-- Opening Marker --

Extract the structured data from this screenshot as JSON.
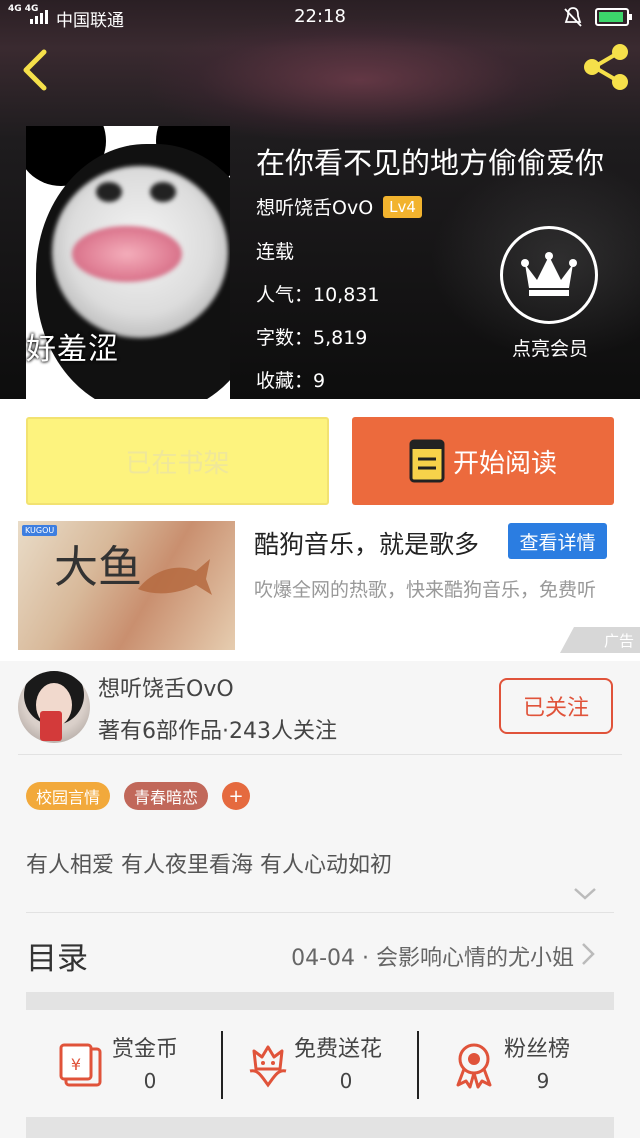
{
  "status_bar": {
    "network": "4G 4G",
    "carrier": "中国联通",
    "time": "22:18"
  },
  "book": {
    "title": "在你看不见的地方偷偷爱你",
    "cover_caption": "好羞涩",
    "author": "想听饶舌OvO",
    "level": "Lv4",
    "status": "连载",
    "popularity_label": "人气：10,831",
    "words_label": "字数：5,819",
    "favorites_label": "收藏：9",
    "vip_label": "点亮会员"
  },
  "actions": {
    "shelf_label": "已在书架",
    "read_label": "开始阅读"
  },
  "ad": {
    "brand": "KUGOU",
    "image_text": "大鱼",
    "title": "酷狗音乐，就是歌多",
    "detail_button": "查看详情",
    "description": "吹爆全网的热歌，快来酷狗音乐，免费听",
    "tag": "广告"
  },
  "author_card": {
    "name": "想听饶舌OvO",
    "stats": "著有6部作品·243人关注",
    "follow_label": "已关注"
  },
  "tags": [
    {
      "label": "校园言情",
      "color": "#f2a93b"
    },
    {
      "label": "青春暗恋",
      "color": "#c1685a"
    }
  ],
  "tag_add": "+",
  "intro": "有人相爱 有人夜里看海 有人心动如初",
  "toc": {
    "label": "目录",
    "latest": "04-04 · 会影响心情的尤小姐"
  },
  "stats": [
    {
      "name": "赏金币",
      "value": "0",
      "icon": "reward-coin-icon"
    },
    {
      "name": "免费送花",
      "value": "0",
      "icon": "flower-icon"
    },
    {
      "name": "粉丝榜",
      "value": "9",
      "icon": "fan-ranking-icon"
    }
  ],
  "colors": {
    "accent_orange": "#ec6a3d",
    "shelf_yellow": "#fdf37e",
    "ad_blue": "#2b7de1",
    "follow_red": "#e0533a",
    "header_icon_yellow": "#f5e04a"
  }
}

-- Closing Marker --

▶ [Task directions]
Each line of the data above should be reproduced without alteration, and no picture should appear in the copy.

▶ [Task result]
Extract the structured data from this screenshot as JSON.
{
  "status_bar": {
    "network": "4G 4G",
    "carrier": "中国联通",
    "time": "22:18"
  },
  "book": {
    "title": "在你看不见的地方偷偷爱你",
    "cover_caption": "好羞涩",
    "author": "想听饶舌OvO",
    "level": "Lv4",
    "status": "连载",
    "popularity_label": "人气：10,831",
    "words_label": "字数：5,819",
    "favorites_label": "收藏：9",
    "vip_label": "点亮会员"
  },
  "actions": {
    "shelf_label": "已在书架",
    "read_label": "开始阅读"
  },
  "ad": {
    "brand": "KUGOU",
    "image_text": "大鱼",
    "title": "酷狗音乐，就是歌多",
    "detail_button": "查看详情",
    "description": "吹爆全网的热歌，快来酷狗音乐，免费听",
    "tag": "广告"
  },
  "author_card": {
    "name": "想听饶舌OvO",
    "stats": "著有6部作品·243人关注",
    "follow_label": "已关注"
  },
  "tags": [
    {
      "label": "校园言情",
      "color": "#f2a93b"
    },
    {
      "label": "青春暗恋",
      "color": "#c1685a"
    }
  ],
  "tag_add": "+",
  "intro": "有人相爱 有人夜里看海 有人心动如初",
  "toc": {
    "label": "目录",
    "latest": "04-04 · 会影响心情的尤小姐"
  },
  "stats": [
    {
      "name": "赏金币",
      "value": "0",
      "icon": "reward-coin-icon"
    },
    {
      "name": "免费送花",
      "value": "0",
      "icon": "flower-icon"
    },
    {
      "name": "粉丝榜",
      "value": "9",
      "icon": "fan-ranking-icon"
    }
  ],
  "colors": {
    "accent_orange": "#ec6a3d",
    "shelf_yellow": "#fdf37e",
    "ad_blue": "#2b7de1",
    "follow_red": "#e0533a",
    "header_icon_yellow": "#f5e04a"
  }
}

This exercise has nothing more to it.